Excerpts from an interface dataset
+--

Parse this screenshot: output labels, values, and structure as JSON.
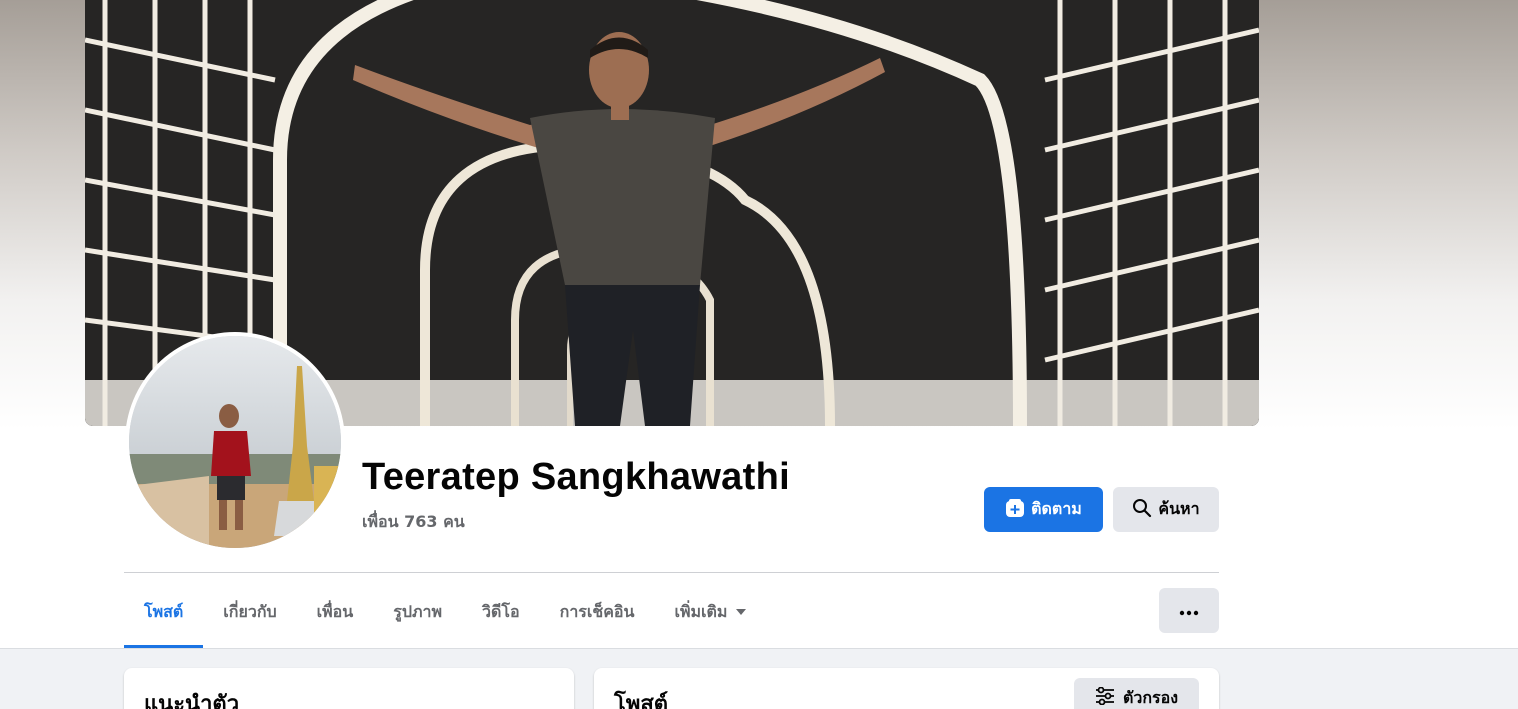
{
  "profile": {
    "name": "Teeratep Sangkhawathi",
    "friends_text": "เพื่อน 763 คน"
  },
  "actions": {
    "follow_label": "ติดตาม",
    "search_label": "ค้นหา"
  },
  "tabs": [
    {
      "label": "โพสต์",
      "active": true
    },
    {
      "label": "เกี่ยวกับ",
      "active": false
    },
    {
      "label": "เพื่อน",
      "active": false
    },
    {
      "label": "รูปภาพ",
      "active": false
    },
    {
      "label": "วิดีโอ",
      "active": false
    },
    {
      "label": "การเช็คอิน",
      "active": false
    },
    {
      "label": "เพิ่มเติม",
      "active": false
    }
  ],
  "sections": {
    "intro_title": "แนะนำตัว",
    "posts_title": "โพสต์",
    "filter_label": "ตัวกรอง"
  },
  "colors": {
    "primary": "#1b74e4",
    "secondary_button": "#e4e6eb",
    "muted_text": "#65676b",
    "feed_background": "#f0f2f5"
  },
  "icons": {
    "follow": "follow-plus-icon",
    "search": "search-icon",
    "dropdown": "caret-down-icon",
    "more": "more-dots-icon",
    "filter": "filter-sliders-icon"
  }
}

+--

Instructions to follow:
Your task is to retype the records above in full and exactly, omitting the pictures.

Output of the task:
Parse this screenshot: output labels, values, and structure as JSON.
{
  "profile": {
    "name": "Teeratep Sangkhawathi",
    "friends_text": "เพื่อน 763 คน"
  },
  "actions": {
    "follow_label": "ติดตาม",
    "search_label": "ค้นหา"
  },
  "tabs": [
    {
      "label": "โพสต์",
      "active": true
    },
    {
      "label": "เกี่ยวกับ",
      "active": false
    },
    {
      "label": "เพื่อน",
      "active": false
    },
    {
      "label": "รูปภาพ",
      "active": false
    },
    {
      "label": "วิดีโอ",
      "active": false
    },
    {
      "label": "การเช็คอิน",
      "active": false
    },
    {
      "label": "เพิ่มเติม",
      "active": false
    }
  ],
  "sections": {
    "intro_title": "แนะนำตัว",
    "posts_title": "โพสต์",
    "filter_label": "ตัวกรอง"
  },
  "colors": {
    "primary": "#1b74e4",
    "secondary_button": "#e4e6eb",
    "muted_text": "#65676b",
    "feed_background": "#f0f2f5"
  },
  "icons": {
    "follow": "follow-plus-icon",
    "search": "search-icon",
    "dropdown": "caret-down-icon",
    "more": "more-dots-icon",
    "filter": "filter-sliders-icon"
  }
}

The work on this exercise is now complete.